The police officer, on the basis of the cases he came across during his posting in the city, disclosed that “between 90 and 95 per cent marriages are held without a Nikahnama being signed or registered”.

He stressed the need for ensuring formal education in society to create awareness of demerits of underage marriages and impact of violence against women on families and relationships.

Four women committed suicide in the city over the past few months due to violence against them by their husbands, he told the audience, and said police personnel should also be sensitised on how to deal fairly with cases of violence against women.

Regarding the state of women empowerment in society, the ASP said that remnants of the 5,000-year-old civilisation of Moenjodaro showed that women in that era remained in the forefront in all walks of life. The present-day society, he observed, was a male-dominated one where the process of women empowerment was very slow.

“Culture is changing, but jirgas (tribal courts) presided over by feudal lords, lawmakers and other influential people are frequently held at circuit houses and bungalows of tribal chieftains. More often, the rulings are influenced by them and women are losers,” she said.

She also referred to the recent incidents of gang rape in Rasoolabad, Khipro, Johi and some other areas, and said feudal lords appeared undeterred by civil society’s protests over the illegal jirgas and struggle against injustices with the womenfolk.

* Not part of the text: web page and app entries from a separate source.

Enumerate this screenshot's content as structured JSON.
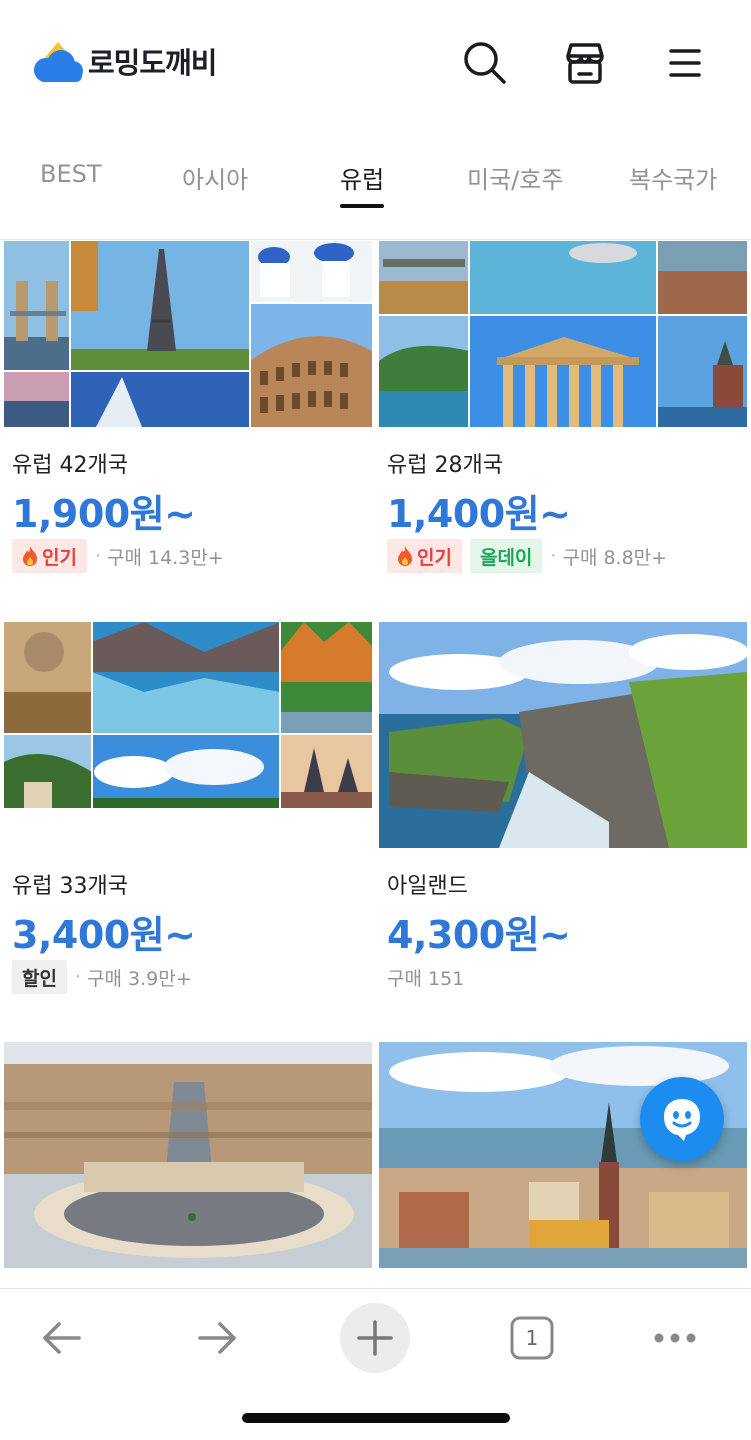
{
  "app": {
    "brand": "로밍도깨비",
    "icons": [
      "search-icon",
      "store-icon",
      "menu-icon"
    ]
  },
  "tabs": [
    {
      "label": "BEST",
      "active": false
    },
    {
      "label": "아시아",
      "active": false
    },
    {
      "label": "유럽",
      "active": true
    },
    {
      "label": "미국/호주",
      "active": false
    },
    {
      "label": "복수국가",
      "active": false
    }
  ],
  "products": [
    {
      "title": "유럽 42개국",
      "price": "1,900원~",
      "badges": [
        {
          "text": "인기",
          "type": "hot",
          "icon": "flame-icon"
        }
      ],
      "sales": "구매 14.3만+"
    },
    {
      "title": "유럽 28개국",
      "price": "1,400원~",
      "badges": [
        {
          "text": "인기",
          "type": "hot",
          "icon": "flame-icon"
        },
        {
          "text": "올데이",
          "type": "allday"
        }
      ],
      "sales": "구매 8.8만+"
    },
    {
      "title": "유럽 33개국",
      "price": "3,400원~",
      "badges": [
        {
          "text": "할인",
          "type": "sale"
        }
      ],
      "sales": "구매 3.9만+"
    },
    {
      "title": "아일랜드",
      "price": "4,300원~",
      "badges": [],
      "sales": "구매 151"
    }
  ],
  "browser": {
    "tab_count": "1",
    "icons": [
      "back-arrow-icon",
      "forward-arrow-icon",
      "new-tab-plus-icon",
      "tab-count-icon",
      "more-icon"
    ]
  },
  "colors": {
    "price": "#2f78d7",
    "hot_badge_bg": "#fde8e6",
    "hot_badge_text": "#e8403a",
    "allday_badge_bg": "#e4f6ea",
    "allday_badge_text": "#1da55a",
    "chat_fab": "#1c8cf0",
    "logo_yellow": "#f7c325",
    "logo_blue": "#2b7de9"
  }
}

The struggle should now move ahead, i.e. from justice in individual cases to the cause of collective change, she stressed.

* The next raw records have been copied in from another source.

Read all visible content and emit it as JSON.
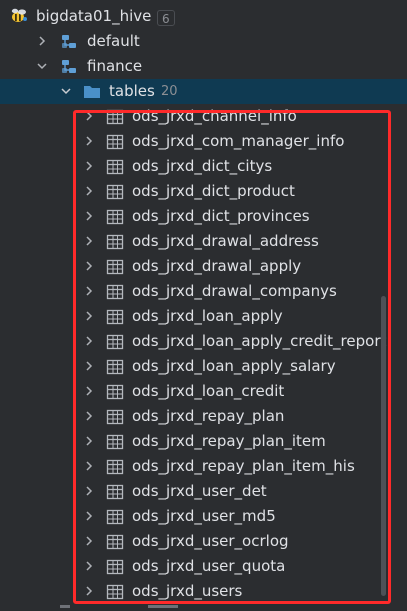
{
  "tree": {
    "connection": {
      "name": "bigdata01_hive",
      "count": "6",
      "icon": "hive-bee-icon"
    },
    "schemas": [
      {
        "name": "default",
        "icon": "schema-icon",
        "expanded": false
      },
      {
        "name": "finance",
        "icon": "schema-icon",
        "expanded": true
      }
    ],
    "tables_folder": {
      "label": "tables",
      "count": "20",
      "icon": "folder-icon"
    },
    "tables": [
      "ods_jrxd_channel_info",
      "ods_jrxd_com_manager_info",
      "ods_jrxd_dict_citys",
      "ods_jrxd_dict_product",
      "ods_jrxd_dict_provinces",
      "ods_jrxd_drawal_address",
      "ods_jrxd_drawal_apply",
      "ods_jrxd_drawal_companys",
      "ods_jrxd_loan_apply",
      "ods_jrxd_loan_apply_credit_report",
      "ods_jrxd_loan_apply_salary",
      "ods_jrxd_loan_credit",
      "ods_jrxd_repay_plan",
      "ods_jrxd_repay_plan_item",
      "ods_jrxd_repay_plan_item_his",
      "ods_jrxd_user_det",
      "ods_jrxd_user_md5",
      "ods_jrxd_user_ocrlog",
      "ods_jrxd_user_quota",
      "ods_jrxd_users"
    ]
  },
  "colors": {
    "background": "#2b2d30",
    "selection": "#0f3a52",
    "highlight": "#ff2a2a",
    "folder": "#4a90c8",
    "schema": "#5f9fd6"
  }
}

“A collective change is possible only when ‘big houses’ are shaken by the voice of a larger number of women [legislators],” she said.

Calling for the abolishment of the jirga system, she criticised the role of state institutions that was helping the system to flourish.

Shirkatgah director Gulnaz Tabassum observed that women, constituting more than 50 per cent of the country’s population, had meagre representation in elected houses, courts and all major sectors. “That’s why decisions come against women,” she said.

She was of the view that male members dominating households and institutions had the mindset of going against women.

She held obsolete traditions and customs rooted deeply in culture responsible for killing of and violence against women.

Other participants, including district social welfare officer Dr Amir Abro, PML-F divisional chief Wahab Pandrani, Khalid Chandio, Ms Hameeda, Hajira Selro, Rubina Chandio and Safia Abbasi, expressed their dismay over the non- implementation of the laws protecting women.

They proposed insertion of the column of ‘age’ in the Nikahnama form to remove any doubt about the bride’s being adult. The supported the idea that education was key to the required change in the system and root out all inhuman, unfair and illegal customs and traditions.